- Assignment
Output the data verbatim, with nothing added or dropped.

- Supplied information
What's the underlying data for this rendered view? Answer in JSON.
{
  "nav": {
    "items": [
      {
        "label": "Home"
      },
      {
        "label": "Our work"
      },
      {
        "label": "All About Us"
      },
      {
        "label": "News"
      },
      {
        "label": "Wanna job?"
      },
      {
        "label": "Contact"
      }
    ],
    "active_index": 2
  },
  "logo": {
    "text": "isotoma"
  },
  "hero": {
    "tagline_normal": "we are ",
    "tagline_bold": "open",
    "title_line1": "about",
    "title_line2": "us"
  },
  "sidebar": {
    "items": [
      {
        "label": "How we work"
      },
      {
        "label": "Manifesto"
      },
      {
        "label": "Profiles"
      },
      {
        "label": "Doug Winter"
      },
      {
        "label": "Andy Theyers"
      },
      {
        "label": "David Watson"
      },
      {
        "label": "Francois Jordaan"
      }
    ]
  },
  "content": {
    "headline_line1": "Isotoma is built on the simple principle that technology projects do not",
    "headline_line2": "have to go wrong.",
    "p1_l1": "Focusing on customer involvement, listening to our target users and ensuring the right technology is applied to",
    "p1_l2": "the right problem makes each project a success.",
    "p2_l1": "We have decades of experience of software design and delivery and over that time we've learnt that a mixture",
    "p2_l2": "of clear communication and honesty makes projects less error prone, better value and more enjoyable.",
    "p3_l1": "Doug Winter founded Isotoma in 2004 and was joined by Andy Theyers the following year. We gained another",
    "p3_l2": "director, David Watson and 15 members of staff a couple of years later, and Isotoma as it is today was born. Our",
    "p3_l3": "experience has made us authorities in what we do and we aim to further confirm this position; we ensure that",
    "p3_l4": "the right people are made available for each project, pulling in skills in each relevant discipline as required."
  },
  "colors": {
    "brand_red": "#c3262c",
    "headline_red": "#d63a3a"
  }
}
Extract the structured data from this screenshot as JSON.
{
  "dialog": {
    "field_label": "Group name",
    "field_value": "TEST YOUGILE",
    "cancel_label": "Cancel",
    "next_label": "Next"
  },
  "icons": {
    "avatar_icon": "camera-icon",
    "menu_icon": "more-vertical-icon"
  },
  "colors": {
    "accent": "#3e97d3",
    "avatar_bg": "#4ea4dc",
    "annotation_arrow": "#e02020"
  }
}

- Solution below
What's the underlying data for this rendered view? Answer in JSON.
{
  "nav": {
    "items": [
      {
        "label": "Home"
      },
      {
        "label": "Our work"
      },
      {
        "label": "All About Us"
      },
      {
        "label": "News"
      },
      {
        "label": "Wanna job?"
      },
      {
        "label": "Contact"
      }
    ],
    "active_index": 2
  },
  "logo": {
    "text": "isotoma"
  },
  "hero": {
    "tagline_normal": "we are ",
    "tagline_bold": "open",
    "title_line1": "about",
    "title_line2": "us"
  },
  "sidebar": {
    "items": [
      {
        "label": "How we work"
      },
      {
        "label": "Manifesto"
      },
      {
        "label": "Profiles"
      },
      {
        "label": "Doug Winter"
      },
      {
        "label": "Andy Theyers"
      },
      {
        "label": "David Watson"
      },
      {
        "label": "Francois Jordaan"
      }
    ]
  },
  "content": {
    "headline_line1": "Isotoma is built on the simple principle that technology projects do not",
    "headline_line2": "have to go wrong.",
    "p1_l1": "Focusing on customer involvement, listening to our target users and ensuring the right technology is applied to",
    "p1_l2": "the right problem makes each project a success.",
    "p2_l1": "We have decades of experience of software design and delivery and over that time we've learnt that a mixture",
    "p2_l2": "of clear communication and honesty makes projects less error prone, better value and more enjoyable.",
    "p3_l1": "Doug Winter founded Isotoma in 2004 and was joined by Andy Theyers the following year. We gained another",
    "p3_l2": "director, David Watson and 15 members of staff a couple of years later, and Isotoma as it is today was born. Our",
    "p3_l3": "experience has made us authorities in what we do and we aim to further confirm this position; we ensure that",
    "p3_l4": "the right people are made available for each project, pulling in skills in each relevant discipline as required."
  },
  "colors": {
    "brand_red": "#c3262c",
    "headline_red": "#d63a3a"
  }
}
Extract the structured data from this screenshot as JSON.
{
  "dialog": {
    "field_label": "Group name",
    "field_value": "TEST YOUGILE",
    "cancel_label": "Cancel",
    "next_label": "Next"
  },
  "icons": {
    "avatar_icon": "camera-icon",
    "menu_icon": "more-vertical-icon"
  },
  "colors": {
    "accent": "#3e97d3",
    "avatar_bg": "#4ea4dc",
    "annotation_arrow": "#e02020"
  }
}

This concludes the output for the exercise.